RX.control – Architecture

The concept of the RX.control software, more specifically of the infrastructure software, is based on a particular Architectural Design Pattern, which has proved to be field-robust, see References. Somewhat academically, it is sometimes called a "System of Communicating State Machines".

As described under Fields of Application, the pattern refers to the architecture of a distributed application, made from multiple processes that communicate with each other and exchange data. The concept is illustrated in the following diagram. The colors refer to the layers from the Layer Model and show how the RX.control components support the application.


Diagram RX.control Scheme



The main characteristics of such an architecture are:

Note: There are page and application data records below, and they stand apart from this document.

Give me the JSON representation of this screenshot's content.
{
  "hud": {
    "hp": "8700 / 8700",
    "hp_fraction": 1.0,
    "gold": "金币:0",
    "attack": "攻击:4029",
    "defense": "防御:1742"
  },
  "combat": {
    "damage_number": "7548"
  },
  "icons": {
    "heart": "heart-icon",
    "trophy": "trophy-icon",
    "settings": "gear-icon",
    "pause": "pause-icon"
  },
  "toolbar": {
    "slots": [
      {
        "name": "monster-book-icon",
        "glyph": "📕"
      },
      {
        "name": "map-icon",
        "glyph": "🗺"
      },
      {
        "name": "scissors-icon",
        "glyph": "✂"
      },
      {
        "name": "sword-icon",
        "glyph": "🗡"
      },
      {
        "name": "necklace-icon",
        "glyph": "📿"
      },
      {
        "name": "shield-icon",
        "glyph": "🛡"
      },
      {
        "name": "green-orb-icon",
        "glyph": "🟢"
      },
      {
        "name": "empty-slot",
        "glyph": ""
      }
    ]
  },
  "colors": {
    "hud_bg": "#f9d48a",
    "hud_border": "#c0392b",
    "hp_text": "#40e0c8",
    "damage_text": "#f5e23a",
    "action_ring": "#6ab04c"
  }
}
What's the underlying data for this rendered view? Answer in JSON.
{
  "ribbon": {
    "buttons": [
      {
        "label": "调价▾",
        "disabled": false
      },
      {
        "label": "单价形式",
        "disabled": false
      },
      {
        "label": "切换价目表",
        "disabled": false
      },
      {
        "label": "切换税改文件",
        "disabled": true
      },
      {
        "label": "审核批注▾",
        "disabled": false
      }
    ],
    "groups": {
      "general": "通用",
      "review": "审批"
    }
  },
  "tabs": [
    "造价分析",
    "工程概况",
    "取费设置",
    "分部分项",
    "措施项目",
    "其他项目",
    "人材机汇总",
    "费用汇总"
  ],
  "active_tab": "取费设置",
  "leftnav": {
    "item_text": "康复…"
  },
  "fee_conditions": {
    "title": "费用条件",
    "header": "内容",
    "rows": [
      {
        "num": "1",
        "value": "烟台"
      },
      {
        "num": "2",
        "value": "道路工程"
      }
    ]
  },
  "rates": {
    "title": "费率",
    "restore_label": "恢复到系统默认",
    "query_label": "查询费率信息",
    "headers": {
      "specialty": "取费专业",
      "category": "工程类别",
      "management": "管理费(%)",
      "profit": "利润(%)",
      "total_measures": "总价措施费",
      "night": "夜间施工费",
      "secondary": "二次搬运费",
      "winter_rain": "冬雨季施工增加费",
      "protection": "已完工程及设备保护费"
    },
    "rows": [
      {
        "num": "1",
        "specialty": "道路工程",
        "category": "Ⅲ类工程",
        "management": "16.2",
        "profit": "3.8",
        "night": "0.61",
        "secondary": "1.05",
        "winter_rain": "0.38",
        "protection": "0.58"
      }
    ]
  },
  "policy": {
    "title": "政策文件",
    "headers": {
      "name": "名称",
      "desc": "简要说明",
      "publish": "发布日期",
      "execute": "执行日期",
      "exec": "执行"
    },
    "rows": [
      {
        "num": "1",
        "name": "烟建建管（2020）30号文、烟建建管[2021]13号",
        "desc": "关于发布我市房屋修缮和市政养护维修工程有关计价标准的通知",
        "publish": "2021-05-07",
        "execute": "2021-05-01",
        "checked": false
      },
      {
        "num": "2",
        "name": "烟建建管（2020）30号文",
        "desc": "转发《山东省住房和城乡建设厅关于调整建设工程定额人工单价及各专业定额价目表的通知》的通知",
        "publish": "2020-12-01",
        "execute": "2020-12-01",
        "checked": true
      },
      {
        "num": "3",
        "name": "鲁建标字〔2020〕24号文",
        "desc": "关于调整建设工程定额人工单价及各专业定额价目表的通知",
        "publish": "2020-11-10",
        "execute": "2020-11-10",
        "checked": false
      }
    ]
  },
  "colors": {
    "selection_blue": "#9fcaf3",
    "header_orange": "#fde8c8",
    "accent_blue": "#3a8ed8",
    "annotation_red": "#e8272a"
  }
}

  • An application process, for example, implements the control of a device, a particular service, or a step of a data processing chain.
  • Several such dedicated processes thus realize the functionality of the overall system in a modular, possibly distributed manner.
  • The internal logic of an application process is determined by events that arrive as messages in a message queue and call corresponding handler functions. A state machine defines and manages the operating states of the process being driven by these events.
  • Application processes communicate with messages that represent commands, responses, or notifications, and are treated as events by the recipient.
  • Application processes publish data in a central in-memory database and read data from other processes from there. The initial configuration of processes is also done in this way. Processes can register themselves for notifications of changes in the database.
  • With the concepts of messaging and the central database, the application processes are weakly coupled. The command and data flow can be adjusted by configuration without the need to re-compile the application.
  • A central instance - the application manager - starts and configures the system of application processes after central services, such as the in-memory database, the network communication and logging have been initialized.
  • At runtime, the application manager monitors the system.


Why Processes Instead of Threads?

Instead of having multiple processes, you could alternatively design an application with multi-threading, with each process corresponding to a thread. However, a multi-process solution has advantages:

  • Building and deploying an application system from processes is more modular than a monolithic and very large multi-threaded application; each program can be created and installed individually. It is also possible, e.g. for testing purposes, to substitute a single program against a stub process without the need to rebuild the application.
  • Managing, inspecting, debugging, etc. from the shell and tools is easier; processes are individually accessible, whereas threads are hidden inside processes.
  • The signal handling of a multi-threaded application is more difficult with respect to predicting and controlling which thread is given a signal. There is also a strong dependency on the signal and on the Linux kernel version.
  • Individual call arguments can be given to each process.
  • The process priority and the assignment to a CPU core can be set more easily compared to the more complicated handling of user PID, kernel PID and TGID for threads.
  • In addition, an application process often requires auxiliary threads, e.g for timers or background tasks. In an application where all processes are themselves created as threads, this leads to a complex thread hierarchy.

Concerning performance and resource aspects, processes and threads on Linux are only slightly different. From the kernel's point of view, both are "tasks". The convenience that interprocess communication and synchronization as well as access to global variables is easier between threads that share the same address space, does not matter much. All IPC mechanisms are also available between processes and are already provided by the RX.control infrastructure software. Conversely, when using threads, there are costs, too, e.g. for using Thread Local Storage.

Therefore, RX.control is based on a multi-process model, which gives the user the advantages and does not require any extra effort since the infrastructure software implements the required IPC mechanisms for this model as a class library and provides this functionality as an easy-to-use API.